◆ WORK ITEM: Restate each record word for word, omitting whatever pictures it holds.

◆ INPUT DATA:

****************************************

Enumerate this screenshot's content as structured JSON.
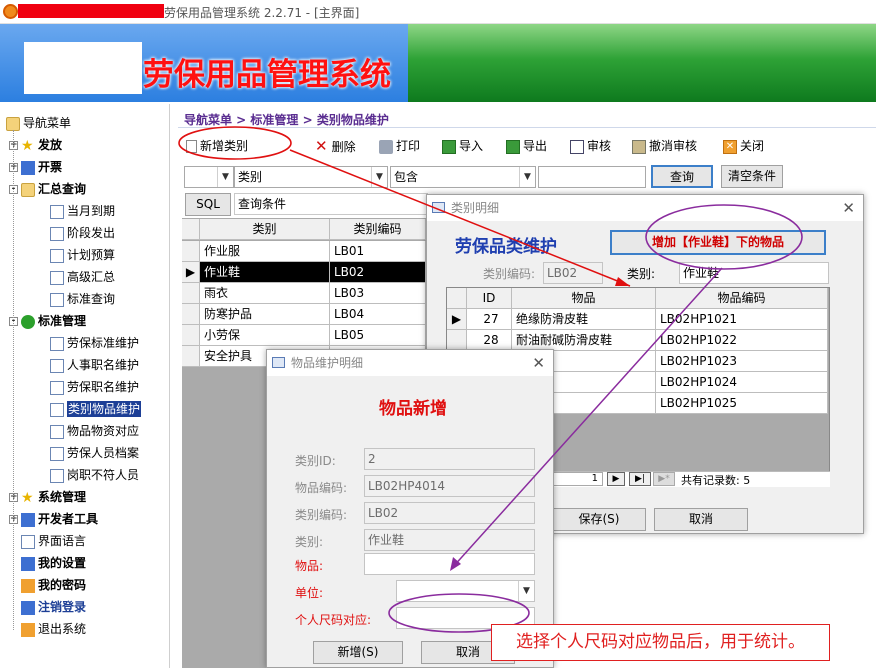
{
  "window": {
    "title": "劳保用品管理系统 2.2.71 - [主界面]"
  },
  "banner": {
    "title": "劳保用品管理系统"
  },
  "nav": {
    "root": "导航菜单",
    "items": [
      {
        "label": "发放",
        "level": 0,
        "bold": true,
        "expand": "+",
        "icon": "star-icon"
      },
      {
        "label": "开票",
        "level": 0,
        "bold": true,
        "expand": "+",
        "icon": "book-icon"
      },
      {
        "label": "汇总查询",
        "level": 0,
        "bold": true,
        "expand": "-",
        "icon": "folder-icon"
      },
      {
        "label": "当月到期",
        "level": 1,
        "icon": "grid-icon"
      },
      {
        "label": "阶段发出",
        "level": 1,
        "icon": "chart-icon"
      },
      {
        "label": "计划预算",
        "level": 1,
        "icon": "table-icon"
      },
      {
        "label": "高级汇总",
        "level": 1,
        "icon": "doc-icon"
      },
      {
        "label": "标准查询",
        "level": 1,
        "icon": "doc-icon"
      },
      {
        "label": "标准管理",
        "level": 0,
        "bold": true,
        "expand": "-",
        "icon": "circle-icon"
      },
      {
        "label": "劳保标准维护",
        "level": 1,
        "icon": "doc-icon"
      },
      {
        "label": "人事职名维护",
        "level": 1,
        "icon": "doc-icon"
      },
      {
        "label": "劳保职名维护",
        "level": 1,
        "icon": "doc-icon"
      },
      {
        "label": "类别物品维护",
        "level": 1,
        "icon": "doc-icon",
        "selected": true
      },
      {
        "label": "物品物资对应",
        "level": 1,
        "icon": "doc-icon"
      },
      {
        "label": "劳保人员档案",
        "level": 1,
        "icon": "doc-icon"
      },
      {
        "label": "岗职不符人员",
        "level": 1,
        "icon": "doc-icon"
      },
      {
        "label": "系统管理",
        "level": 0,
        "bold": true,
        "expand": "+",
        "icon": "star-icon"
      },
      {
        "label": "开发者工具",
        "level": 0,
        "bold": true,
        "expand": "+",
        "icon": "wrench-icon"
      },
      {
        "label": "界面语言",
        "level": 0,
        "icon": "lang-icon"
      },
      {
        "label": "我的设置",
        "level": 0,
        "bold": true,
        "icon": "settings-icon"
      },
      {
        "label": "我的密码",
        "level": 0,
        "bold": true,
        "icon": "user-icon"
      },
      {
        "label": "注销登录",
        "level": 0,
        "bold": true,
        "blue": true,
        "icon": "logout-icon"
      },
      {
        "label": "退出系统",
        "level": 0,
        "icon": "exit-icon"
      }
    ]
  },
  "breadcrumb": "导航菜单 > 标准管理 > 类别物品维护",
  "toolbar": {
    "add": "新增类别",
    "delete": "删除",
    "print": "打印",
    "import": "导入",
    "export": "导出",
    "audit": "审核",
    "unaudit": "撤消审核",
    "close": "关闭"
  },
  "filter": {
    "field": "类别",
    "op": "包含",
    "query": "查询",
    "clear": "清空条件",
    "sql": "SQL",
    "cond_label": "查询条件"
  },
  "grid": {
    "headers": [
      "类别",
      "类别编码"
    ],
    "rows": [
      [
        "作业服",
        "LB01"
      ],
      [
        "作业鞋",
        "LB02"
      ],
      [
        "雨衣",
        "LB03"
      ],
      [
        "防寒护品",
        "LB04"
      ],
      [
        "小劳保",
        "LB05"
      ],
      [
        "安全护具",
        ""
      ]
    ],
    "selected": 1
  },
  "dialog1": {
    "title": "类别明细",
    "heading": "劳保品类维护",
    "add_btn": "增加【作业鞋】下的物品",
    "code_label": "类别编码:",
    "code_value": "LB02",
    "cat_label": "类别:",
    "cat_value": "作业鞋",
    "headers": [
      "ID",
      "物品",
      "物品编码"
    ],
    "rows": [
      [
        "27",
        "绝缘防滑皮鞋",
        "LB02HP1021"
      ],
      [
        "28",
        "耐油耐碱防滑皮鞋",
        "LB02HP1022"
      ],
      [
        "",
        "业鞋",
        "LB02HP1023"
      ],
      [
        "",
        "皮鞋",
        "LB02HP1024"
      ],
      [
        "",
        "",
        "LB02HP1025"
      ]
    ],
    "page": "1",
    "records": "共有记录数: 5",
    "save": "保存(S)",
    "cancel": "取消"
  },
  "dialog2": {
    "title": "物品维护明细",
    "heading": "物品新增",
    "fields": [
      {
        "label": "类别ID:",
        "value": "2"
      },
      {
        "label": "物品编码:",
        "value": "LB02HP4014"
      },
      {
        "label": "类别编码:",
        "value": "LB02"
      },
      {
        "label": "类别:",
        "value": "作业鞋"
      }
    ],
    "item_label": "物品:",
    "unit_label": "单位:",
    "size_label": "个人尺码对应:",
    "add": "新增(S)",
    "cancel": "取消"
  },
  "annotation": "选择个人尺码对应物品后，用于统计。",
  "colors": {
    "accent_purple": "#5a2d91",
    "red": "#e02020",
    "select_blue": "#1d3f96",
    "arrow_purple": "#8a2c9e",
    "arrow_red": "#e01010"
  }
}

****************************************

◆ WRITTEN REPLY:
Enumerate this screenshot's content as structured JSON.
{
  "window": {
    "title": "劳保用品管理系统 2.2.71 - [主界面]"
  },
  "banner": {
    "title": "劳保用品管理系统"
  },
  "nav": {
    "root": "导航菜单",
    "items": [
      {
        "label": "发放",
        "level": 0,
        "bold": true,
        "expand": "+",
        "icon": "star-icon"
      },
      {
        "label": "开票",
        "level": 0,
        "bold": true,
        "expand": "+",
        "icon": "book-icon"
      },
      {
        "label": "汇总查询",
        "level": 0,
        "bold": true,
        "expand": "-",
        "icon": "folder-icon"
      },
      {
        "label": "当月到期",
        "level": 1,
        "icon": "grid-icon"
      },
      {
        "label": "阶段发出",
        "level": 1,
        "icon": "chart-icon"
      },
      {
        "label": "计划预算",
        "level": 1,
        "icon": "table-icon"
      },
      {
        "label": "高级汇总",
        "level": 1,
        "icon": "doc-icon"
      },
      {
        "label": "标准查询",
        "level": 1,
        "icon": "doc-icon"
      },
      {
        "label": "标准管理",
        "level": 0,
        "bold": true,
        "expand": "-",
        "icon": "circle-icon"
      },
      {
        "label": "劳保标准维护",
        "level": 1,
        "icon": "doc-icon"
      },
      {
        "label": "人事职名维护",
        "level": 1,
        "icon": "doc-icon"
      },
      {
        "label": "劳保职名维护",
        "level": 1,
        "icon": "doc-icon"
      },
      {
        "label": "类别物品维护",
        "level": 1,
        "icon": "doc-icon",
        "selected": true
      },
      {
        "label": "物品物资对应",
        "level": 1,
        "icon": "doc-icon"
      },
      {
        "label": "劳保人员档案",
        "level": 1,
        "icon": "doc-icon"
      },
      {
        "label": "岗职不符人员",
        "level": 1,
        "icon": "doc-icon"
      },
      {
        "label": "系统管理",
        "level": 0,
        "bold": true,
        "expand": "+",
        "icon": "star-icon"
      },
      {
        "label": "开发者工具",
        "level": 0,
        "bold": true,
        "expand": "+",
        "icon": "wrench-icon"
      },
      {
        "label": "界面语言",
        "level": 0,
        "icon": "lang-icon"
      },
      {
        "label": "我的设置",
        "level": 0,
        "bold": true,
        "icon": "settings-icon"
      },
      {
        "label": "我的密码",
        "level": 0,
        "bold": true,
        "icon": "user-icon"
      },
      {
        "label": "注销登录",
        "level": 0,
        "bold": true,
        "blue": true,
        "icon": "logout-icon"
      },
      {
        "label": "退出系统",
        "level": 0,
        "icon": "exit-icon"
      }
    ]
  },
  "breadcrumb": "导航菜单 > 标准管理 > 类别物品维护",
  "toolbar": {
    "add": "新增类别",
    "delete": "删除",
    "print": "打印",
    "import": "导入",
    "export": "导出",
    "audit": "审核",
    "unaudit": "撤消审核",
    "close": "关闭"
  },
  "filter": {
    "field": "类别",
    "op": "包含",
    "query": "查询",
    "clear": "清空条件",
    "sql": "SQL",
    "cond_label": "查询条件"
  },
  "grid": {
    "headers": [
      "类别",
      "类别编码"
    ],
    "rows": [
      [
        "作业服",
        "LB01"
      ],
      [
        "作业鞋",
        "LB02"
      ],
      [
        "雨衣",
        "LB03"
      ],
      [
        "防寒护品",
        "LB04"
      ],
      [
        "小劳保",
        "LB05"
      ],
      [
        "安全护具",
        ""
      ]
    ],
    "selected": 1
  },
  "dialog1": {
    "title": "类别明细",
    "heading": "劳保品类维护",
    "add_btn": "增加【作业鞋】下的物品",
    "code_label": "类别编码:",
    "code_value": "LB02",
    "cat_label": "类别:",
    "cat_value": "作业鞋",
    "headers": [
      "ID",
      "物品",
      "物品编码"
    ],
    "rows": [
      [
        "27",
        "绝缘防滑皮鞋",
        "LB02HP1021"
      ],
      [
        "28",
        "耐油耐碱防滑皮鞋",
        "LB02HP1022"
      ],
      [
        "",
        "业鞋",
        "LB02HP1023"
      ],
      [
        "",
        "皮鞋",
        "LB02HP1024"
      ],
      [
        "",
        "",
        "LB02HP1025"
      ]
    ],
    "page": "1",
    "records": "共有记录数: 5",
    "save": "保存(S)",
    "cancel": "取消"
  },
  "dialog2": {
    "title": "物品维护明细",
    "heading": "物品新增",
    "fields": [
      {
        "label": "类别ID:",
        "value": "2"
      },
      {
        "label": "物品编码:",
        "value": "LB02HP4014"
      },
      {
        "label": "类别编码:",
        "value": "LB02"
      },
      {
        "label": "类别:",
        "value": "作业鞋"
      }
    ],
    "item_label": "物品:",
    "unit_label": "单位:",
    "size_label": "个人尺码对应:",
    "add": "新增(S)",
    "cancel": "取消"
  },
  "annotation": "选择个人尺码对应物品后，用于统计。",
  "colors": {
    "accent_purple": "#5a2d91",
    "red": "#e02020",
    "select_blue": "#1d3f96",
    "arrow_purple": "#8a2c9e",
    "arrow_red": "#e01010"
  }
}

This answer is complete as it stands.